If the PA and Hamas are able to agree on a joint cabinet--which may or may not happen--they will try to do it in a way that allows them to say, "Oh, no, Hamas is not part of the government." The U.S. government then will have to interpret whether or not it deems Hamas to be part of the government. Therefore, it is not inevitable that this would trigger a cutoff of U.S. aid to the PA or even any change in U.S. policy on the "peace process" issue at all.
The Obama administration can say no, Hamas is not part of the government, and the United States should continue to give aid. Then Congress will have to decide whether or not it views the PA to be in violation of the congressional law on aid and relations with the PA. Will there be a massive battle between Congress and the administration? Again, this is something that is terribly predictable, and people are not dealing with it.

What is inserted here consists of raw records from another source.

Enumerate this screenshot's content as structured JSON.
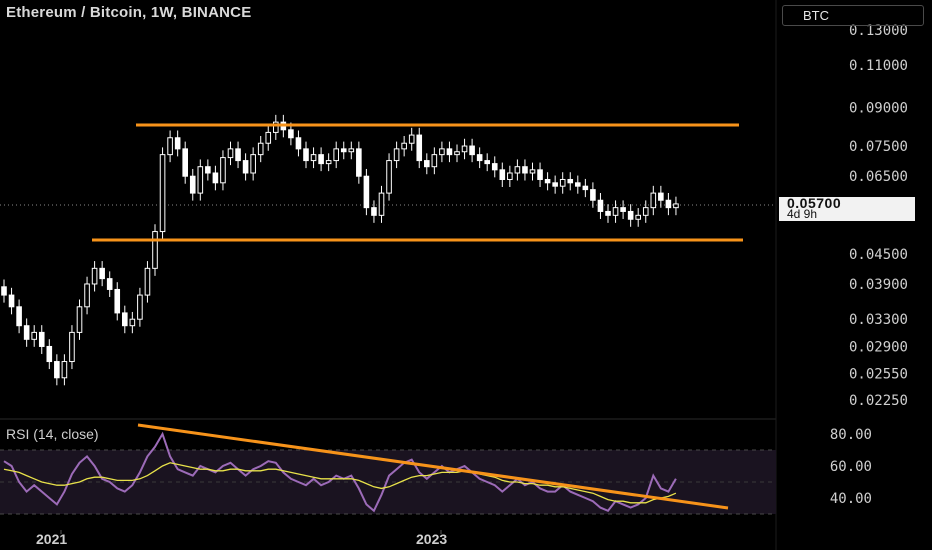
{
  "header": {
    "title": "Ethereum / Bitcoin, 1W, BINANCE",
    "currency_button": "BTC",
    "rsi_title": "RSI (14, close)"
  },
  "price_tag": {
    "price": "0.05700",
    "countdown": "4d 9h"
  },
  "colors": {
    "background": "#000000",
    "candles": "#ffffff",
    "trendlines": "#f7931a",
    "rsi_line": "#9c6bb8",
    "rsi_ma": "#e8e24a",
    "rsi_band": "#2a1f33"
  },
  "chart_data": [
    {
      "type": "candlestick",
      "title": "Ethereum / Bitcoin, 1W, BINANCE",
      "y_scale": "log",
      "ylim": [
        0.0215,
        0.135
      ],
      "y_ticks": [
        "0.13000",
        "0.11000",
        "0.09000",
        "0.07500",
        "0.06500",
        "0.04500",
        "0.03900",
        "0.03300",
        "0.02900",
        "0.02550",
        "0.02250"
      ],
      "x_ticks": [
        "2021",
        "2023"
      ],
      "close_series_approx": [
        0.037,
        0.035,
        0.032,
        0.03,
        0.031,
        0.029,
        0.027,
        0.025,
        0.027,
        0.031,
        0.035,
        0.039,
        0.042,
        0.04,
        0.038,
        0.034,
        0.032,
        0.033,
        0.037,
        0.042,
        0.05,
        0.072,
        0.078,
        0.074,
        0.065,
        0.06,
        0.068,
        0.066,
        0.063,
        0.071,
        0.074,
        0.07,
        0.066,
        0.072,
        0.076,
        0.08,
        0.084,
        0.081,
        0.078,
        0.074,
        0.07,
        0.072,
        0.069,
        0.07,
        0.074,
        0.073,
        0.074,
        0.065,
        0.056,
        0.054,
        0.06,
        0.07,
        0.074,
        0.076,
        0.079,
        0.07,
        0.068,
        0.072,
        0.074,
        0.072,
        0.073,
        0.075,
        0.072,
        0.07,
        0.069,
        0.067,
        0.064,
        0.066,
        0.068,
        0.066,
        0.067,
        0.064,
        0.063,
        0.062,
        0.064,
        0.063,
        0.062,
        0.061,
        0.058,
        0.055,
        0.054,
        0.056,
        0.055,
        0.053,
        0.054,
        0.056,
        0.06,
        0.058,
        0.056,
        0.057
      ],
      "annotations": [
        {
          "kind": "horizontal_line",
          "label": "resistance",
          "value": 0.0842
        },
        {
          "kind": "horizontal_line",
          "label": "support",
          "value": 0.051
        }
      ]
    },
    {
      "type": "line",
      "title": "RSI (14, close)",
      "ylim": [
        25,
        85
      ],
      "y_ticks": [
        "80.00",
        "60.00",
        "40.00"
      ],
      "bands": [
        30,
        70
      ],
      "series": [
        {
          "values": [
            63,
            60,
            50,
            44,
            48,
            44,
            40,
            36,
            44,
            55,
            62,
            66,
            60,
            52,
            50,
            46,
            44,
            48,
            56,
            66,
            72,
            80,
            66,
            58,
            56,
            54,
            60,
            58,
            56,
            60,
            62,
            58,
            54,
            58,
            60,
            63,
            62,
            56,
            52,
            50,
            48,
            52,
            48,
            50,
            54,
            52,
            54,
            46,
            36,
            32,
            42,
            54,
            58,
            62,
            64,
            56,
            52,
            56,
            60,
            56,
            58,
            60,
            56,
            52,
            50,
            48,
            44,
            48,
            52,
            48,
            50,
            46,
            44,
            44,
            48,
            44,
            42,
            40,
            38,
            34,
            32,
            38,
            36,
            34,
            36,
            40,
            54,
            46,
            44,
            52
          ]
        },
        {
          "values": [
            58,
            57,
            56,
            54,
            52,
            50,
            49,
            48,
            48,
            49,
            50,
            52,
            53,
            53,
            52,
            51,
            51,
            51,
            52,
            54,
            57,
            60,
            62,
            61,
            60,
            59,
            58,
            58,
            57,
            57,
            58,
            58,
            57,
            57,
            57,
            58,
            58,
            57,
            56,
            55,
            54,
            53,
            52,
            52,
            52,
            52,
            52,
            51,
            49,
            47,
            46,
            47,
            49,
            51,
            53,
            54,
            54,
            55,
            56,
            56,
            56,
            57,
            56,
            55,
            54,
            53,
            51,
            50,
            50,
            49,
            49,
            48,
            48,
            47,
            47,
            46,
            45,
            44,
            43,
            41,
            39,
            38,
            38,
            37,
            37,
            37,
            39,
            40,
            41,
            43
          ]
        }
      ],
      "annotations": [
        {
          "kind": "trendline",
          "label": "rsi_downtrend"
        }
      ]
    }
  ]
}
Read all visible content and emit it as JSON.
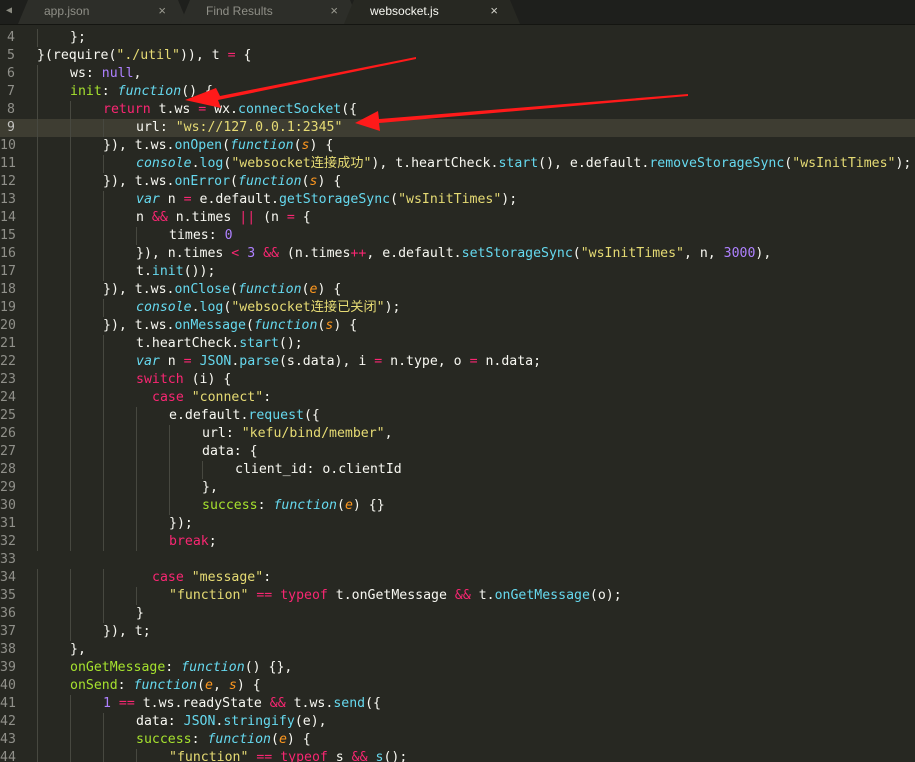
{
  "tabs": [
    {
      "label": "app.json",
      "close": "×"
    },
    {
      "label": "Find Results",
      "close": "×"
    },
    {
      "label": "websocket.js",
      "close": "×",
      "active": true
    }
  ],
  "editor": {
    "current_line": 9,
    "lines": [
      {
        "num": 4,
        "indent": 1,
        "tokens": [
          [
            "t",
            "};"
          ]
        ]
      },
      {
        "num": 5,
        "indent": 0,
        "tokens": [
          [
            "t",
            "}("
          ],
          [
            "t",
            "require("
          ],
          [
            "s",
            "\"./util\""
          ],
          [
            "t",
            ")), t "
          ],
          [
            "k",
            "="
          ],
          [
            "t",
            " {"
          ]
        ]
      },
      {
        "num": 6,
        "indent": 1,
        "tokens": [
          [
            "t",
            "ws: "
          ],
          [
            "n",
            "null"
          ],
          [
            "t",
            ","
          ]
        ]
      },
      {
        "num": 7,
        "indent": 1,
        "tokens": [
          [
            "f",
            "init"
          ],
          [
            "t",
            ": "
          ],
          [
            "ci",
            "function"
          ],
          [
            "t",
            "() {"
          ]
        ]
      },
      {
        "num": 8,
        "indent": 2,
        "tokens": [
          [
            "k",
            "return"
          ],
          [
            "t",
            " t.ws "
          ],
          [
            "k",
            "="
          ],
          [
            "t",
            " wx."
          ],
          [
            "c",
            "connectSocket"
          ],
          [
            "t",
            "({"
          ]
        ]
      },
      {
        "num": 9,
        "indent": 3,
        "tokens": [
          [
            "t",
            "url: "
          ],
          [
            "s",
            "\"ws://127.0.0.1:2345\""
          ]
        ]
      },
      {
        "num": 10,
        "indent": 2,
        "tokens": [
          [
            "t",
            "}), t.ws."
          ],
          [
            "c",
            "onOpen"
          ],
          [
            "t",
            "("
          ],
          [
            "ci",
            "function"
          ],
          [
            "t",
            "("
          ],
          [
            "p",
            "s"
          ],
          [
            "t",
            ") {"
          ]
        ]
      },
      {
        "num": 11,
        "indent": 3,
        "tokens": [
          [
            "ci",
            "console"
          ],
          [
            "t",
            "."
          ],
          [
            "c",
            "log"
          ],
          [
            "t",
            "("
          ],
          [
            "s",
            "\"websocket连接成功\""
          ],
          [
            "t",
            "), t.heartCheck."
          ],
          [
            "c",
            "start"
          ],
          [
            "t",
            "(), e.default."
          ],
          [
            "c",
            "removeStorageSync"
          ],
          [
            "t",
            "("
          ],
          [
            "s",
            "\"wsInitTimes\""
          ],
          [
            "t",
            ");"
          ]
        ]
      },
      {
        "num": 12,
        "indent": 2,
        "tokens": [
          [
            "t",
            "}), t.ws."
          ],
          [
            "c",
            "onError"
          ],
          [
            "t",
            "("
          ],
          [
            "ci",
            "function"
          ],
          [
            "t",
            "("
          ],
          [
            "p",
            "s"
          ],
          [
            "t",
            ") {"
          ]
        ]
      },
      {
        "num": 13,
        "indent": 3,
        "tokens": [
          [
            "ci",
            "var"
          ],
          [
            "t",
            " n "
          ],
          [
            "k",
            "="
          ],
          [
            "t",
            " e.default."
          ],
          [
            "c",
            "getStorageSync"
          ],
          [
            "t",
            "("
          ],
          [
            "s",
            "\"wsInitTimes\""
          ],
          [
            "t",
            ");"
          ]
        ]
      },
      {
        "num": 14,
        "indent": 3,
        "tokens": [
          [
            "t",
            "n "
          ],
          [
            "k",
            "&&"
          ],
          [
            "t",
            " n.times "
          ],
          [
            "k",
            "||"
          ],
          [
            "t",
            " (n "
          ],
          [
            "k",
            "="
          ],
          [
            "t",
            " {"
          ]
        ]
      },
      {
        "num": 15,
        "indent": 4,
        "tokens": [
          [
            "t",
            "times: "
          ],
          [
            "n",
            "0"
          ]
        ]
      },
      {
        "num": 16,
        "indent": 3,
        "tokens": [
          [
            "t",
            "}), n.times "
          ],
          [
            "k",
            "<"
          ],
          [
            "t",
            " "
          ],
          [
            "n",
            "3"
          ],
          [
            "t",
            " "
          ],
          [
            "k",
            "&&"
          ],
          [
            "t",
            " (n.times"
          ],
          [
            "k",
            "++"
          ],
          [
            "t",
            ", e.default."
          ],
          [
            "c",
            "setStorageSync"
          ],
          [
            "t",
            "("
          ],
          [
            "s",
            "\"wsInitTimes\""
          ],
          [
            "t",
            ", n, "
          ],
          [
            "n",
            "3000"
          ],
          [
            "t",
            "),"
          ]
        ]
      },
      {
        "num": 17,
        "indent": 3,
        "tokens": [
          [
            "t",
            "t."
          ],
          [
            "c",
            "init"
          ],
          [
            "t",
            "());"
          ]
        ]
      },
      {
        "num": 18,
        "indent": 2,
        "tokens": [
          [
            "t",
            "}), t.ws."
          ],
          [
            "c",
            "onClose"
          ],
          [
            "t",
            "("
          ],
          [
            "ci",
            "function"
          ],
          [
            "t",
            "("
          ],
          [
            "p",
            "e"
          ],
          [
            "t",
            ") {"
          ]
        ]
      },
      {
        "num": 19,
        "indent": 3,
        "tokens": [
          [
            "ci",
            "console"
          ],
          [
            "t",
            "."
          ],
          [
            "c",
            "log"
          ],
          [
            "t",
            "("
          ],
          [
            "s",
            "\"websocket连接已关闭\""
          ],
          [
            "t",
            ");"
          ]
        ]
      },
      {
        "num": 20,
        "indent": 2,
        "tokens": [
          [
            "t",
            "}), t.ws."
          ],
          [
            "c",
            "onMessage"
          ],
          [
            "t",
            "("
          ],
          [
            "ci",
            "function"
          ],
          [
            "t",
            "("
          ],
          [
            "p",
            "s"
          ],
          [
            "t",
            ") {"
          ]
        ]
      },
      {
        "num": 21,
        "indent": 3,
        "tokens": [
          [
            "t",
            "t.heartCheck."
          ],
          [
            "c",
            "start"
          ],
          [
            "t",
            "();"
          ]
        ]
      },
      {
        "num": 22,
        "indent": 3,
        "tokens": [
          [
            "ci",
            "var"
          ],
          [
            "t",
            " n "
          ],
          [
            "k",
            "="
          ],
          [
            "t",
            " "
          ],
          [
            "c",
            "JSON"
          ],
          [
            "t",
            "."
          ],
          [
            "c",
            "parse"
          ],
          [
            "t",
            "(s.data), i "
          ],
          [
            "k",
            "="
          ],
          [
            "t",
            " n.type, o "
          ],
          [
            "k",
            "="
          ],
          [
            "t",
            " n.data;"
          ]
        ]
      },
      {
        "num": 23,
        "indent": 3,
        "tokens": [
          [
            "k",
            "switch"
          ],
          [
            "t",
            " (i) {"
          ]
        ]
      },
      {
        "num": 24,
        "indent": 3,
        "extra": 2,
        "tokens": [
          [
            "k",
            "case"
          ],
          [
            "t",
            " "
          ],
          [
            "s",
            "\"connect\""
          ],
          [
            "t",
            ":"
          ]
        ]
      },
      {
        "num": 25,
        "indent": 4,
        "tokens": [
          [
            "t",
            "e.default."
          ],
          [
            "c",
            "request"
          ],
          [
            "t",
            "({"
          ]
        ]
      },
      {
        "num": 26,
        "indent": 5,
        "tokens": [
          [
            "t",
            "url: "
          ],
          [
            "s",
            "\"kefu/bind/member\""
          ],
          [
            "t",
            ","
          ]
        ]
      },
      {
        "num": 27,
        "indent": 5,
        "tokens": [
          [
            "t",
            "data: {"
          ]
        ]
      },
      {
        "num": 28,
        "indent": 6,
        "tokens": [
          [
            "t",
            "client_id: o.clientId"
          ]
        ]
      },
      {
        "num": 29,
        "indent": 5,
        "tokens": [
          [
            "t",
            "},"
          ]
        ]
      },
      {
        "num": 30,
        "indent": 5,
        "tokens": [
          [
            "f",
            "success"
          ],
          [
            "t",
            ": "
          ],
          [
            "ci",
            "function"
          ],
          [
            "t",
            "("
          ],
          [
            "p",
            "e"
          ],
          [
            "t",
            ") {}"
          ]
        ]
      },
      {
        "num": 31,
        "indent": 4,
        "tokens": [
          [
            "t",
            "});"
          ]
        ]
      },
      {
        "num": 32,
        "indent": 4,
        "tokens": [
          [
            "k",
            "break"
          ],
          [
            "t",
            ";"
          ]
        ]
      },
      {
        "num": 33,
        "indent": 0,
        "tokens": []
      },
      {
        "num": 34,
        "indent": 3,
        "extra": 2,
        "tokens": [
          [
            "k",
            "case"
          ],
          [
            "t",
            " "
          ],
          [
            "s",
            "\"message\""
          ],
          [
            "t",
            ":"
          ]
        ]
      },
      {
        "num": 35,
        "indent": 4,
        "tokens": [
          [
            "s",
            "\"function\""
          ],
          [
            "t",
            " "
          ],
          [
            "k",
            "=="
          ],
          [
            "t",
            " "
          ],
          [
            "k",
            "typeof"
          ],
          [
            "t",
            " t.onGetMessage "
          ],
          [
            "k",
            "&&"
          ],
          [
            "t",
            " t."
          ],
          [
            "c",
            "onGetMessage"
          ],
          [
            "t",
            "(o);"
          ]
        ]
      },
      {
        "num": 36,
        "indent": 3,
        "tokens": [
          [
            "t",
            "}"
          ]
        ]
      },
      {
        "num": 37,
        "indent": 2,
        "tokens": [
          [
            "t",
            "}), t;"
          ]
        ]
      },
      {
        "num": 38,
        "indent": 1,
        "tokens": [
          [
            "t",
            "},"
          ]
        ]
      },
      {
        "num": 39,
        "indent": 1,
        "tokens": [
          [
            "f",
            "onGetMessage"
          ],
          [
            "t",
            ": "
          ],
          [
            "ci",
            "function"
          ],
          [
            "t",
            "() {},"
          ]
        ]
      },
      {
        "num": 40,
        "indent": 1,
        "tokens": [
          [
            "f",
            "onSend"
          ],
          [
            "t",
            ": "
          ],
          [
            "ci",
            "function"
          ],
          [
            "t",
            "("
          ],
          [
            "p",
            "e"
          ],
          [
            "t",
            ", "
          ],
          [
            "p",
            "s"
          ],
          [
            "t",
            ") {"
          ]
        ]
      },
      {
        "num": 41,
        "indent": 2,
        "tokens": [
          [
            "n",
            "1"
          ],
          [
            "t",
            " "
          ],
          [
            "k",
            "=="
          ],
          [
            "t",
            " t.ws.readyState "
          ],
          [
            "k",
            "&&"
          ],
          [
            "t",
            " t.ws."
          ],
          [
            "c",
            "send"
          ],
          [
            "t",
            "({"
          ]
        ]
      },
      {
        "num": 42,
        "indent": 3,
        "tokens": [
          [
            "t",
            "data: "
          ],
          [
            "c",
            "JSON"
          ],
          [
            "t",
            "."
          ],
          [
            "c",
            "stringify"
          ],
          [
            "t",
            "(e),"
          ]
        ]
      },
      {
        "num": 43,
        "indent": 3,
        "tokens": [
          [
            "f",
            "success"
          ],
          [
            "t",
            ": "
          ],
          [
            "ci",
            "function"
          ],
          [
            "t",
            "("
          ],
          [
            "p",
            "e"
          ],
          [
            "t",
            ") {"
          ]
        ]
      },
      {
        "num": 44,
        "indent": 4,
        "tokens": [
          [
            "s",
            "\"function\""
          ],
          [
            "t",
            " "
          ],
          [
            "k",
            "=="
          ],
          [
            "t",
            " "
          ],
          [
            "k",
            "typeof"
          ],
          [
            "t",
            " s "
          ],
          [
            "k",
            "&&"
          ],
          [
            "t",
            " "
          ],
          [
            "c",
            "s"
          ],
          [
            "t",
            "();"
          ]
        ]
      }
    ]
  },
  "annotation": {
    "color": "#ff1a1a",
    "count": 2
  }
}
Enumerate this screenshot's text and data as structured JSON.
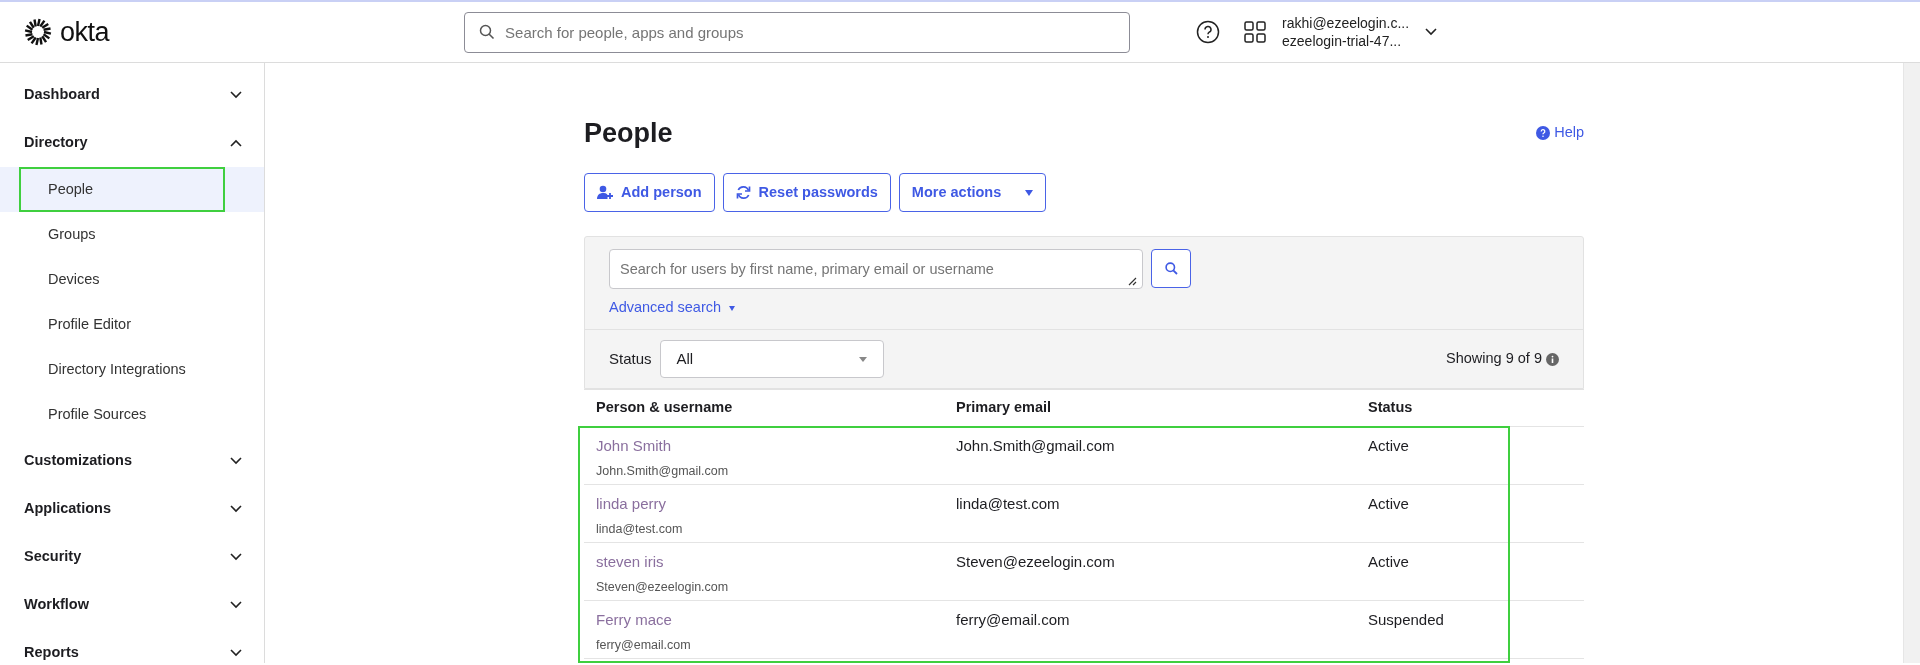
{
  "header": {
    "logo_text": "okta",
    "search": {
      "placeholder": "Search for people, apps and groups"
    },
    "user": {
      "email": "rakhi@ezeelogin.c...",
      "org": "ezeelogin-trial-47..."
    }
  },
  "sidebar": {
    "sections": [
      {
        "label": "Dashboard",
        "expanded": false
      },
      {
        "label": "Directory",
        "expanded": true,
        "children": [
          {
            "label": "People",
            "selected": true,
            "highlighted": true
          },
          {
            "label": "Groups",
            "selected": false,
            "highlighted": false
          },
          {
            "label": "Devices",
            "selected": false,
            "highlighted": false
          },
          {
            "label": "Profile Editor",
            "selected": false,
            "highlighted": false
          },
          {
            "label": "Directory Integrations",
            "selected": false,
            "highlighted": false
          },
          {
            "label": "Profile Sources",
            "selected": false,
            "highlighted": false
          }
        ]
      },
      {
        "label": "Customizations",
        "expanded": false
      },
      {
        "label": "Applications",
        "expanded": false
      },
      {
        "label": "Security",
        "expanded": false
      },
      {
        "label": "Workflow",
        "expanded": false
      },
      {
        "label": "Reports",
        "expanded": false
      }
    ]
  },
  "page": {
    "title": "People",
    "help": "Help",
    "buttons": [
      {
        "label": "Add person",
        "kind": "add"
      },
      {
        "label": "Reset passwords",
        "kind": "reset"
      },
      {
        "label": "More actions",
        "kind": "menu"
      }
    ],
    "search": {
      "placeholder": "Search for users by first name, primary email or username"
    },
    "advanced_search": "Advanced search",
    "filter": {
      "label": "Status",
      "value": "All"
    },
    "count": "Showing 9 of 9",
    "table": {
      "columns": [
        "Person & username",
        "Primary email",
        "Status"
      ],
      "highlighted": true,
      "rows": [
        {
          "name": "John Smith",
          "username": "John.Smith@gmail.com",
          "email": "John.Smith@gmail.com",
          "status": "Active"
        },
        {
          "name": "linda perry",
          "username": "linda@test.com",
          "email": "linda@test.com",
          "status": "Active"
        },
        {
          "name": "steven iris",
          "username": "Steven@ezeelogin.com",
          "email": "Steven@ezeelogin.com",
          "status": "Active"
        },
        {
          "name": "Ferry mace",
          "username": "ferry@email.com",
          "email": "ferry@email.com",
          "status": "Suspended"
        }
      ]
    }
  }
}
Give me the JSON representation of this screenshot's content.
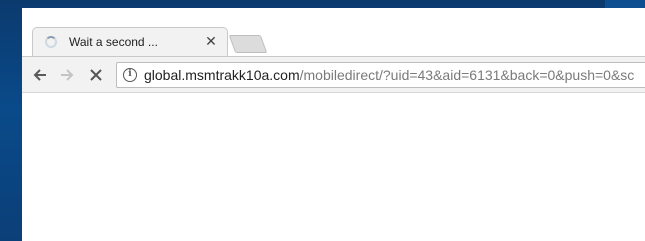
{
  "tab": {
    "title": "Wait a second ...",
    "close_glyph": "✕",
    "loading_icon": "spinner-icon"
  },
  "toolbar": {
    "back_icon": "arrow-left-icon",
    "forward_icon": "arrow-right-icon",
    "stop_icon": "close-icon"
  },
  "omnibox": {
    "info_glyph": "i",
    "url_host": "global.msmtrakk10a.com",
    "url_path": "/mobiledirect/?uid=43&aid=6131&back=0&push=0&sc"
  },
  "colors": {
    "desktop": "#0a4a8a",
    "chrome_toolbar": "#f2f2f2",
    "url_path": "#7a7a7a"
  }
}
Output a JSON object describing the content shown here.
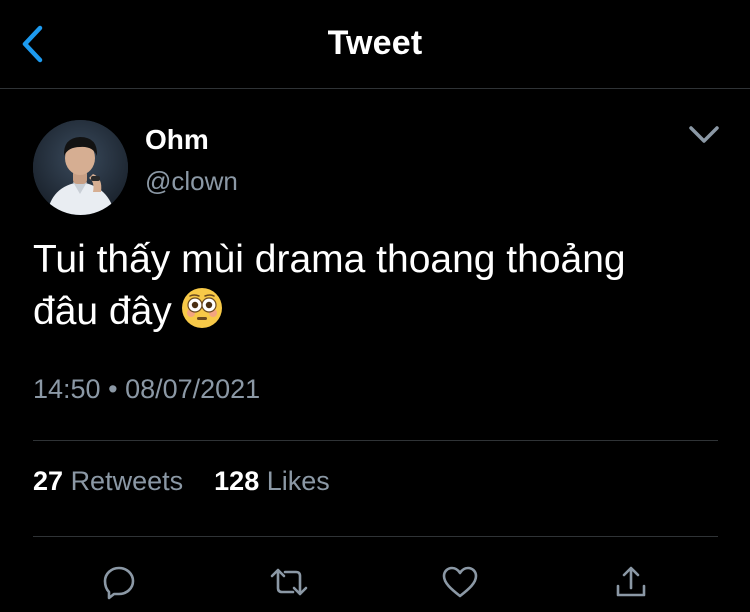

The Obama administration can say that Hamas or no Hamas, supporting the PA is a vital U.S. interest. It can, indeed already is, saying the same thing about Hizballah participation in Lebanon's government. Soon it will have to decide on the Muslim Brotherhood and Egypt's government, though Obama has preemptively said that it is okay with him. So the U.S. government will have no problem with the participation in governments of three different groups calling for genocide against the Jews and jihad against America.
What is needed is a strategy that recognizes that the principal regional problem is the challenge of revolutionary Islamism. The United States needs to take the lead in developing an alignment that brings together the United States, the Europeans, the relatively moderate Arab regimes, and Israel. They must build a strategy that supports the oppositions in Turkey, Iran, and Lebanon, and that recognizes the enemies are Iran and Syria, Hamas and Hizballah, the Muslim Brotherhood, and Iraqi insurgents. They must then deal with that in the manner that the Soviet Union and its allies were dealt with during the Cold War. It is very simple, and of course one would have to get into the details, but they are not going to do it.
What is truly amazing is that all of these things are visible; and yet people in positions of power--political, media, and intellectual--are simply pretending it is not happening. As a result, they will not be prepared. As a result of their not being prepared, the crisis will be worse.Source: http://www.gloria-center.org/meria/2011/03/rubin.html
Barry Rubin is director of the Global Research in International Affairs (GLORIA) Center and editor of the Middle East Review of International Affairs (MERIA) Journal.
Copyright - Original materials copyright (c) by the authors.